_WORK INSTRUCTION_
Extract all lines in the data that contain the word "Uppgift".

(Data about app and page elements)

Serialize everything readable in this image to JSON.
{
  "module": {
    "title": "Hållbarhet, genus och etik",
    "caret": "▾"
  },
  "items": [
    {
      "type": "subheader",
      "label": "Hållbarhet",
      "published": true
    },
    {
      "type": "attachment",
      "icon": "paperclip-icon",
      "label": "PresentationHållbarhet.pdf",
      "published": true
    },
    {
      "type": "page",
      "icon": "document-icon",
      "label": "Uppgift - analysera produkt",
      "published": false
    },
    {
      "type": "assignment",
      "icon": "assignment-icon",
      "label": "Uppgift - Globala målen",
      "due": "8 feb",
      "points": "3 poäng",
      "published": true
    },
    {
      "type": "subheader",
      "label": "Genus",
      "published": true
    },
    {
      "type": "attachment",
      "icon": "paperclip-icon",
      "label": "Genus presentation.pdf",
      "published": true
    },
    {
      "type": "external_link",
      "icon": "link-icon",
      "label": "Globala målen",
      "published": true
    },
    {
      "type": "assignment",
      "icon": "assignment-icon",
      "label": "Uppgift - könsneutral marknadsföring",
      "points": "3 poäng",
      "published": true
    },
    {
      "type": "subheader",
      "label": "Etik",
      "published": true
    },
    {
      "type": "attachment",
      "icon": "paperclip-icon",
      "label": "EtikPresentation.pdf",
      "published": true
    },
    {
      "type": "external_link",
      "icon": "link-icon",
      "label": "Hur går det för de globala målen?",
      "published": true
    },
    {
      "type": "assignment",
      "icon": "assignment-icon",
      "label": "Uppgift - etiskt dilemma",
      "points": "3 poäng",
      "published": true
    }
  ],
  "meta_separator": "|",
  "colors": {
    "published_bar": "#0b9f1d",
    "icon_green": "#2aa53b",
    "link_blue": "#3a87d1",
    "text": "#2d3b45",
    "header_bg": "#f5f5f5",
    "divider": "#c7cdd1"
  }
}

_PROBLEM SOLUTION_
      "label": "Uppgift - analysera produkt",
      "label": "Uppgift - Globala målen",
      "label": "Uppgift - könsneutral marknadsföring",
      "label": "Uppgift - etiskt dilemma",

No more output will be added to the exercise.